━━━━━ Entries supplied

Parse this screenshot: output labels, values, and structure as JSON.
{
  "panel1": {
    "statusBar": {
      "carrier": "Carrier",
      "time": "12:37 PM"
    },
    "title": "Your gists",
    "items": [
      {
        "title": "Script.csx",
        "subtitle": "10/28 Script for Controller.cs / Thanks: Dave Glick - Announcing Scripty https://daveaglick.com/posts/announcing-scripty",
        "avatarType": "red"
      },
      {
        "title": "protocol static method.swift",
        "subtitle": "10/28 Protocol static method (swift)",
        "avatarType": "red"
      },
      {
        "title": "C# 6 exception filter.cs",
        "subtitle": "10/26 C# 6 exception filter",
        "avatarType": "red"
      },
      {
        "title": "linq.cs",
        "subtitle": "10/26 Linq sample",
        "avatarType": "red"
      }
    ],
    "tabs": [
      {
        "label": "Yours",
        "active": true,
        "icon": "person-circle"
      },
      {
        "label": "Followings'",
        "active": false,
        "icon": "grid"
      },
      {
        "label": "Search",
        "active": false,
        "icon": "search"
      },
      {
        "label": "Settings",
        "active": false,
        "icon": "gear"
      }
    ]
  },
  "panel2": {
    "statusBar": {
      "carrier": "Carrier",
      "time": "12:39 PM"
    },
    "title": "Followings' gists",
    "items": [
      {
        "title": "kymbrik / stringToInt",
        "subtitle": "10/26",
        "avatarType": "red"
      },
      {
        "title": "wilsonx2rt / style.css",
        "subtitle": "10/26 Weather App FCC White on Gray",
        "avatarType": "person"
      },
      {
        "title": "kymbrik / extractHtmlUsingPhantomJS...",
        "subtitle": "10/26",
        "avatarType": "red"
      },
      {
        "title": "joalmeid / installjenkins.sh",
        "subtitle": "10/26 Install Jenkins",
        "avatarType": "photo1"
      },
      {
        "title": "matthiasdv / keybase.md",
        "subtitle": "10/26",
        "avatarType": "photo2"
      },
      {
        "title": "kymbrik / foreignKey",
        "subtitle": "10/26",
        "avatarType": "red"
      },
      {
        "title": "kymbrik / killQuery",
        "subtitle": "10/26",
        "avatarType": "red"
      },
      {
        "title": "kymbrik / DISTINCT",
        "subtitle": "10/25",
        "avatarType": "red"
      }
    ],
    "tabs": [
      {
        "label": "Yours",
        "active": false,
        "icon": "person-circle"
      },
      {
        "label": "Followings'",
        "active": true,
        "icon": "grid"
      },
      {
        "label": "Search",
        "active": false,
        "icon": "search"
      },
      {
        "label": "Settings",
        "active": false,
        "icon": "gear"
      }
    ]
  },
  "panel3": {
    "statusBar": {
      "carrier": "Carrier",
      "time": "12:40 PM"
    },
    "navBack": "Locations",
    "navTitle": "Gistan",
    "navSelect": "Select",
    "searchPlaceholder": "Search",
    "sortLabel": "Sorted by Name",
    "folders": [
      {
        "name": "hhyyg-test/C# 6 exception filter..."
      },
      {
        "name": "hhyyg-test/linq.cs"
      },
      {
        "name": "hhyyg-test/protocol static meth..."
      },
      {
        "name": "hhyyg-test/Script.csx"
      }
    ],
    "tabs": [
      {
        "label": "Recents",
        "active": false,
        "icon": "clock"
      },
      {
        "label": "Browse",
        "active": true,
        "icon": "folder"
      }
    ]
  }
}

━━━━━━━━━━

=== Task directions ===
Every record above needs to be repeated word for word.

=== Response box ===
Parse this screenshot: output labels, values, and structure as JSON.
{
  "panel1": {
    "statusBar": {
      "carrier": "Carrier",
      "time": "12:37 PM"
    },
    "title": "Your gists",
    "items": [
      {
        "title": "Script.csx",
        "subtitle": "10/28 Script for Controller.cs / Thanks: Dave Glick - Announcing Scripty https://daveaglick.com/posts/announcing-scripty",
        "avatarType": "red"
      },
      {
        "title": "protocol static method.swift",
        "subtitle": "10/28 Protocol static method (swift)",
        "avatarType": "red"
      },
      {
        "title": "C# 6 exception filter.cs",
        "subtitle": "10/26 C# 6 exception filter",
        "avatarType": "red"
      },
      {
        "title": "linq.cs",
        "subtitle": "10/26 Linq sample",
        "avatarType": "red"
      }
    ],
    "tabs": [
      {
        "label": "Yours",
        "active": true,
        "icon": "person-circle"
      },
      {
        "label": "Followings'",
        "active": false,
        "icon": "grid"
      },
      {
        "label": "Search",
        "active": false,
        "icon": "search"
      },
      {
        "label": "Settings",
        "active": false,
        "icon": "gear"
      }
    ]
  },
  "panel2": {
    "statusBar": {
      "carrier": "Carrier",
      "time": "12:39 PM"
    },
    "title": "Followings' gists",
    "items": [
      {
        "title": "kymbrik / stringToInt",
        "subtitle": "10/26",
        "avatarType": "red"
      },
      {
        "title": "wilsonx2rt / style.css",
        "subtitle": "10/26 Weather App FCC White on Gray",
        "avatarType": "person"
      },
      {
        "title": "kymbrik / extractHtmlUsingPhantomJS...",
        "subtitle": "10/26",
        "avatarType": "red"
      },
      {
        "title": "joalmeid / installjenkins.sh",
        "subtitle": "10/26 Install Jenkins",
        "avatarType": "photo1"
      },
      {
        "title": "matthiasdv / keybase.md",
        "subtitle": "10/26",
        "avatarType": "photo2"
      },
      {
        "title": "kymbrik / foreignKey",
        "subtitle": "10/26",
        "avatarType": "red"
      },
      {
        "title": "kymbrik / killQuery",
        "subtitle": "10/26",
        "avatarType": "red"
      },
      {
        "title": "kymbrik / DISTINCT",
        "subtitle": "10/25",
        "avatarType": "red"
      }
    ],
    "tabs": [
      {
        "label": "Yours",
        "active": false,
        "icon": "person-circle"
      },
      {
        "label": "Followings'",
        "active": true,
        "icon": "grid"
      },
      {
        "label": "Search",
        "active": false,
        "icon": "search"
      },
      {
        "label": "Settings",
        "active": false,
        "icon": "gear"
      }
    ]
  },
  "panel3": {
    "statusBar": {
      "carrier": "Carrier",
      "time": "12:40 PM"
    },
    "navBack": "Locations",
    "navTitle": "Gistan",
    "navSelect": "Select",
    "searchPlaceholder": "Search",
    "sortLabel": "Sorted by Name",
    "folders": [
      {
        "name": "hhyyg-test/C# 6 exception filter..."
      },
      {
        "name": "hhyyg-test/linq.cs"
      },
      {
        "name": "hhyyg-test/protocol static meth..."
      },
      {
        "name": "hhyyg-test/Script.csx"
      }
    ],
    "tabs": [
      {
        "label": "Recents",
        "active": false,
        "icon": "clock"
      },
      {
        "label": "Browse",
        "active": true,
        "icon": "folder"
      }
    ]
  }
}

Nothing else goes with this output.